Hyatt hotels offer hypoallergenic rooms

While down pillows and duvets add a plush decor to hotel beds, allergy sufferers find this added perk a nuisance and not a luxury. Hypoallergenic pillows and non-fragrant amenities can be requested from any hotel guest, but would it be easier to just designate a few rooms in the hotel as “hypoallergenic rooms”?

Hyatt thinks so, which is why the hotel company announced their “allergy friendly rooms” across its brand of hotels.

The rooms will be priced at an extra $20 to $30 per night, but will be free of dust mites, which live and multiply in bedding, carpeting and upholstered furniture. The move comes as Hyatt and other hoteliers look to capitalize on the growing number of allergy sufferers. According to the National Institutes of Health, about 54 percent of Americans are sensitive to at least one allergen, which results in sneezing, itching and in some cases, asthmatic attacks. The presence of odors, mold, dust or animal dander can be harmful to those with severe allergies.

To help alleviate the suffering for some travelers, Hyatt is relying on Pure Solutions, a privately held New York-based company that claims it can remove 98 percent of bacteria and viruses from hotel rooms. With this new partnership, Hyatt plans to designate a total of 2,000 rooms at 125 Hyatt Resort, Park Hyatt, Grand Hyatt, Hyatt Regency, Hyatt and Andaz properties across the U.S., Canada and the Caribbean as hypoallergenic rooms available by the end of 2010. If the rooms prove to be popular, Hyatt will pay to expand the program.Just how will Pure rid the rooms of allergens?

“Pure’s technicians first take apart the air-handling system in the room, disinfect the parts, treat them with an agent to ward off moisture and add a tea tree oil cartridge that releases a natural anti-microbial agent. After disinfecting every surface in the room, Pure “shocks” the room for two to three hours with highly concentrated ozone to kill mold, bacteria and other unwanted organisms. They then spray carpets, curtains and surfaces with a bacteriostatic shield, Brault said, which lasts up to two and a half years and bonds with bacteria on a molecular level.”

The rooms are also equipped with medical-grade purifiers that eliminate dust, odor and small particles; beds and pillows are encased in microfiber that is impenetrable to dust mites, and allergens in the pillow feathers are removed.

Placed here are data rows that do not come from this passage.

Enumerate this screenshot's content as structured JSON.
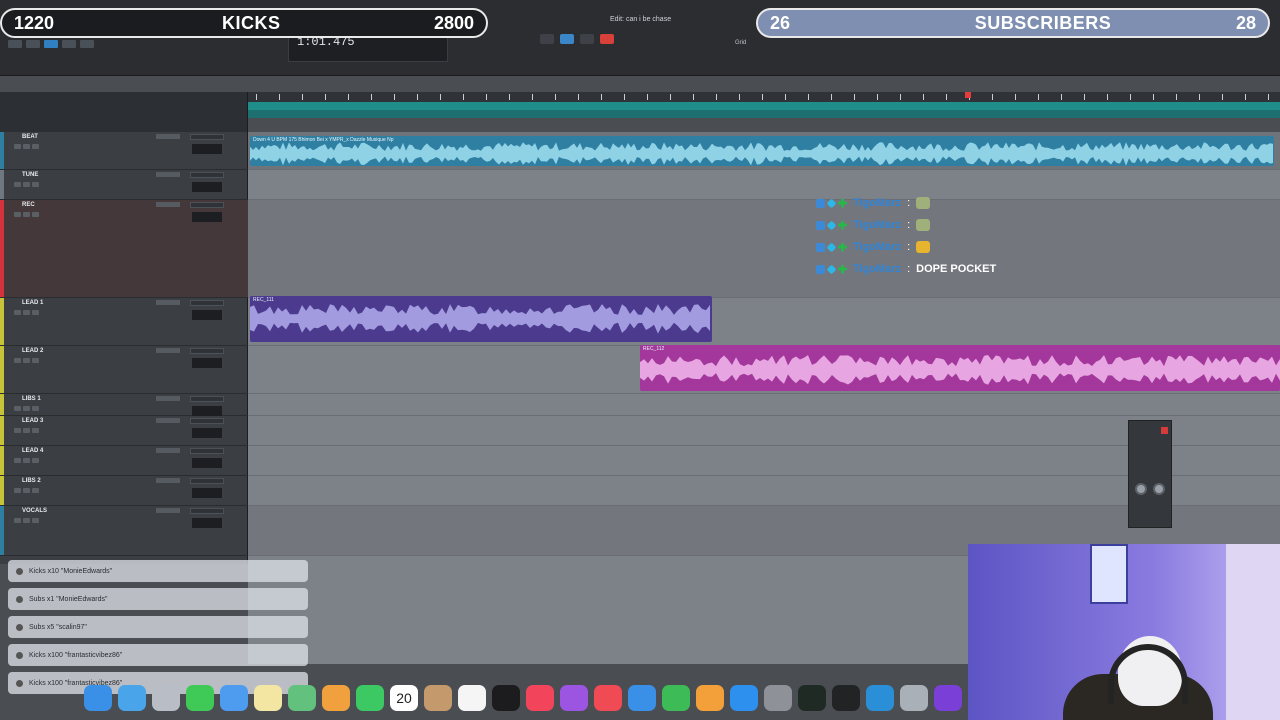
{
  "overlay": {
    "kicks_count_left": "1220",
    "kicks_label": "KICKS",
    "kicks_goal": "2800",
    "subs_count_left": "26",
    "subs_label": "SUBSCRIBERS",
    "subs_goal": "28"
  },
  "daw": {
    "counter": "1:01.475",
    "edit_window_title": "Edit: can i be chase",
    "grid_label": "Grid"
  },
  "tracks": [
    {
      "name": "BEAT",
      "color": "#2f7fa3"
    },
    {
      "name": "TUNE",
      "color": "#6f7880"
    },
    {
      "name": "REC",
      "color": "#d4323c"
    },
    {
      "name": "LEAD 1",
      "color": "#c6c33a"
    },
    {
      "name": "LEAD 2",
      "color": "#c6c33a"
    },
    {
      "name": "LIBS 1",
      "color": "#c6c33a"
    },
    {
      "name": "LEAD 3",
      "color": "#c6c33a"
    },
    {
      "name": "LEAD 4",
      "color": "#c6c33a"
    },
    {
      "name": "LIBS 2",
      "color": "#c6c33a"
    },
    {
      "name": "VOCALS",
      "color": "#2f7fa3"
    }
  ],
  "clips": {
    "beat": "Down 4 U BPM 175 Bhimon Bei x YMPR_x Dazzle Musique Np",
    "lead1": "REC_111",
    "lead2": "REC_112"
  },
  "chat": [
    {
      "user": "TigoMarz",
      "msg": "",
      "emote": "green"
    },
    {
      "user": "TigoMarz",
      "msg": "",
      "emote": "green"
    },
    {
      "user": "TigoMarz",
      "msg": "",
      "emote": "yellow"
    },
    {
      "user": "TigoMarz",
      "msg": "DOPE POCKET",
      "emote": ""
    }
  ],
  "alerts": [
    "Kicks x10 \"MonieEdwards\"",
    "Subs x1 \"MonieEdwards\"",
    "Subs x5 \"scalin97\"",
    "Kicks x100 \"frantasticvibez86\"",
    "Kicks x100 \"frantasticvibez86\""
  ],
  "calendar_day": "20"
}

The idea and effort behind these rooms are worthy of accolades but I have to wonder: Why not just do it for all rooms? Surely, everyone would appreciate breathing a little easier at night.

To find a hypoallergenic room, visit